Tonawanda News

September 20, 2013

NT schools to save $1 million

Change in state law reduces interest rate on 2011 capital project

By Michael Regan michael.regan@tonawanda-news.com
The Tonawanda News

Tonawanda News — A change in state law will save the North Tonawanda School District more than $1 million next year, potentially doing away with the prospect of staff cuts, district officials said.

Assistant Superintendent Alan Getter said a large portion of a $48 million capital project completed in 2011 was financed through short-term, low-interest Bond Anticipation Notes, a financial maneuver district officials had believed would end this year because “by law you have to have to go to long-term borrowing”after a period of three to four years.  

“Eventually we have to do that but right now there’s a change in law that allows us to do one more year,” Getter said. 

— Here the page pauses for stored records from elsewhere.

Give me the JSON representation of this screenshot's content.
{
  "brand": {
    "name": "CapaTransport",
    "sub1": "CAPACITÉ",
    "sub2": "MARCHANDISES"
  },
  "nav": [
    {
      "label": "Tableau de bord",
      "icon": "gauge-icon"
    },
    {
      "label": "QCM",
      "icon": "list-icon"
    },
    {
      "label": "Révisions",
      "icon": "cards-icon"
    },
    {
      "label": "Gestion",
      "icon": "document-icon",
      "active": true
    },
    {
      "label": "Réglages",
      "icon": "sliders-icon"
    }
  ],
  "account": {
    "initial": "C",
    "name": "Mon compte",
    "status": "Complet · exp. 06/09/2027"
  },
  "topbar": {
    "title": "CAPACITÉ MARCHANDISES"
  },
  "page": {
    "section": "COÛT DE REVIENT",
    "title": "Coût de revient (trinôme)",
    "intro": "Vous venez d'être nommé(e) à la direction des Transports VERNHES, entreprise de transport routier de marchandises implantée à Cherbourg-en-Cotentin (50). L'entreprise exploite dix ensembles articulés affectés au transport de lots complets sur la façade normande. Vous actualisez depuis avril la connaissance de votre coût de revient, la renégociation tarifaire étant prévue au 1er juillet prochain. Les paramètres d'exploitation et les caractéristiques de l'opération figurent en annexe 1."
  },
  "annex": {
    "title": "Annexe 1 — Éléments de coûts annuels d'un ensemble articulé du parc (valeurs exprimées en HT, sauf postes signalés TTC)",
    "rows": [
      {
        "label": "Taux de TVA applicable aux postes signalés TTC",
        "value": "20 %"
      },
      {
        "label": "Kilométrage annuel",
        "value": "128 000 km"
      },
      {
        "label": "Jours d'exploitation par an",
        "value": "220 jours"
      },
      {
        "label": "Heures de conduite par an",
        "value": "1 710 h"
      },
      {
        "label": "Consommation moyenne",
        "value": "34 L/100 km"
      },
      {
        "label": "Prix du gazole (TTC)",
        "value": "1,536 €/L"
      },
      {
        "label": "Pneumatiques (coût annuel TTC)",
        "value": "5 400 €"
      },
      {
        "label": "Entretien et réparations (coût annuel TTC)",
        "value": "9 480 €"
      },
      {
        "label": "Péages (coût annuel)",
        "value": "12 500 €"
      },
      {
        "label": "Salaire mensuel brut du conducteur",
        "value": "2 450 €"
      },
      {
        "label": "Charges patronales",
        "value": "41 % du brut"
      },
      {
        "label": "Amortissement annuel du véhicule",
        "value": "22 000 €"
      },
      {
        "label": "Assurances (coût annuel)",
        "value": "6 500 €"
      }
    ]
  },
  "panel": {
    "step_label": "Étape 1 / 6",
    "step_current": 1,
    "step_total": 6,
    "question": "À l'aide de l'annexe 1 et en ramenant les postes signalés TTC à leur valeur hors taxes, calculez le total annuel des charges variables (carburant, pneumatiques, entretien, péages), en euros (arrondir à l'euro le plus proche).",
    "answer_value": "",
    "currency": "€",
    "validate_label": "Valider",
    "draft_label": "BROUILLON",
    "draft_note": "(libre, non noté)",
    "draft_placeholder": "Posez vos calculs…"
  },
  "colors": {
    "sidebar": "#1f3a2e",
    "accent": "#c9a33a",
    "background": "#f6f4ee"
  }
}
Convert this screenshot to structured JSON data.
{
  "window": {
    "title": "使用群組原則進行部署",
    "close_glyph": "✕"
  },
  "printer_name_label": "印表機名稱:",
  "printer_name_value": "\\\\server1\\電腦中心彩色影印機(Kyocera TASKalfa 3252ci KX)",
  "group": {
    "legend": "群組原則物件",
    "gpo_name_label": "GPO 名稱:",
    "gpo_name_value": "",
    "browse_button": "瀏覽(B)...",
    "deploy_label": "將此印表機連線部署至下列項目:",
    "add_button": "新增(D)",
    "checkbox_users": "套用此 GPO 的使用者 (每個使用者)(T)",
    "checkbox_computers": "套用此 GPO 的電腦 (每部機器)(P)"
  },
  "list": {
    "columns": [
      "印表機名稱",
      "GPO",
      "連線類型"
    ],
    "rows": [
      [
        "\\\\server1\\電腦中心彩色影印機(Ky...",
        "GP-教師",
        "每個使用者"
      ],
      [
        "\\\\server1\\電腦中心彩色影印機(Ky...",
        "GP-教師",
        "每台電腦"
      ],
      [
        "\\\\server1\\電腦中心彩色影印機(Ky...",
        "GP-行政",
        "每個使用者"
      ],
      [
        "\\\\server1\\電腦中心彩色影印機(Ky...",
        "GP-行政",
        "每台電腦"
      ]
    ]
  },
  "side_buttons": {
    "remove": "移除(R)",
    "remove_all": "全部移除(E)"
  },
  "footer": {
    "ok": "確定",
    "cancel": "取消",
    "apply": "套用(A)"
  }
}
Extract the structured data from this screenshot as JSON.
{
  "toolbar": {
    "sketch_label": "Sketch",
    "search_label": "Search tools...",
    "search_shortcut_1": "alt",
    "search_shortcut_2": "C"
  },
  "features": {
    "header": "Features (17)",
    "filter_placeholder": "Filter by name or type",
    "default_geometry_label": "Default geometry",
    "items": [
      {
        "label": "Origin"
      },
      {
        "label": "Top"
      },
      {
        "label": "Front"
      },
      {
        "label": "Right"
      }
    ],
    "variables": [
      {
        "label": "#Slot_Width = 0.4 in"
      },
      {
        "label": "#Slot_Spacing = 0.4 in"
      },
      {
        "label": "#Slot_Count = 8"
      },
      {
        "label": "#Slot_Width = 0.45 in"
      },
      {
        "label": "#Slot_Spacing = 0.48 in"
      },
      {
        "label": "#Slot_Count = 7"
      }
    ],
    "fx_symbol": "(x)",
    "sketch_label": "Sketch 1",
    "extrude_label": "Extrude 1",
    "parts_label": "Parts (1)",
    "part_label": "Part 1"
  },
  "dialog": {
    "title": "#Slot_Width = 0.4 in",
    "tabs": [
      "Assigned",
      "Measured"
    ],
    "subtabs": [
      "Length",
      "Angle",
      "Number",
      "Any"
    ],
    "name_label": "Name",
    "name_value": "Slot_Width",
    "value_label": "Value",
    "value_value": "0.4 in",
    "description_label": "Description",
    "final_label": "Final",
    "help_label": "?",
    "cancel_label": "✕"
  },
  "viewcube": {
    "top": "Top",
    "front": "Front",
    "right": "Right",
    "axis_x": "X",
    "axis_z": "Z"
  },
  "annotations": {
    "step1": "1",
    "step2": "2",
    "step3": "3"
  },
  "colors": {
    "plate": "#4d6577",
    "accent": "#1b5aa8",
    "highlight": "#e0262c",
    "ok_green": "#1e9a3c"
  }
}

The unplanned savings are significant at a time when cuts to state and federal funding have school districts on edge, though a portion of the $48 million capital project did receive some financial backing out of Albany. The district has also paid some of its project down over the last four years leaving it with a $35.3 million debt.

The current interest rate on the bond is currently set at 0.43 percent, with long-term serial bonds currently locked in at 3.5 percent, Getter said. 

“If you multiply 3.5 percent by $35 million your interest would be $1.225 million,” Getter said. “But if you can borrow from Bond Anticipation Notes it equals to $175,000. So it’s about a million dollar difference.” 

New York state law allows the use of lower bond rates for five to seven years, Getter said, with talks now circulating in the state Legislature about whether to extend the offering. But because the district began the project before the law was an enacted, there was no guarantee that the low interest bonds would be an option the district could continue beyond a few years. That changed in August when officials received word the low interest rates would be extended. 

“Four or five years ago there was a rush to get projects in because they were funding them at a higher rate,” said Superintendent Greg Woytila. “Now they’re not doing that so much, allowing the lower rates. It’s a lot of money.” 

The district will not see the savings until 2014, when budget talks again kick into high gear in what has become a tumultuous process of staff and program cuts. Woytila said the announcement will allow his administration and the Board of Education to breath easier, as it looks to stabilize district finances after several difficult years. Board members approved the extension of the lower interest rates Wednesday. 

“It would have meant teacher cuts and we’re hoping we won’t have to cut a million in staffing to save on interest,” he said. 

The district will push to keep the lower rate next year as well, though it will be a game of wait-and-see, Getter said.

“Because they are funding less projects this is a way to help,” Woytila added. “It’s good for us, it’s good for a lot of districts.” 

Contact reporter Michael Regan at 693-1000, ext. 4115.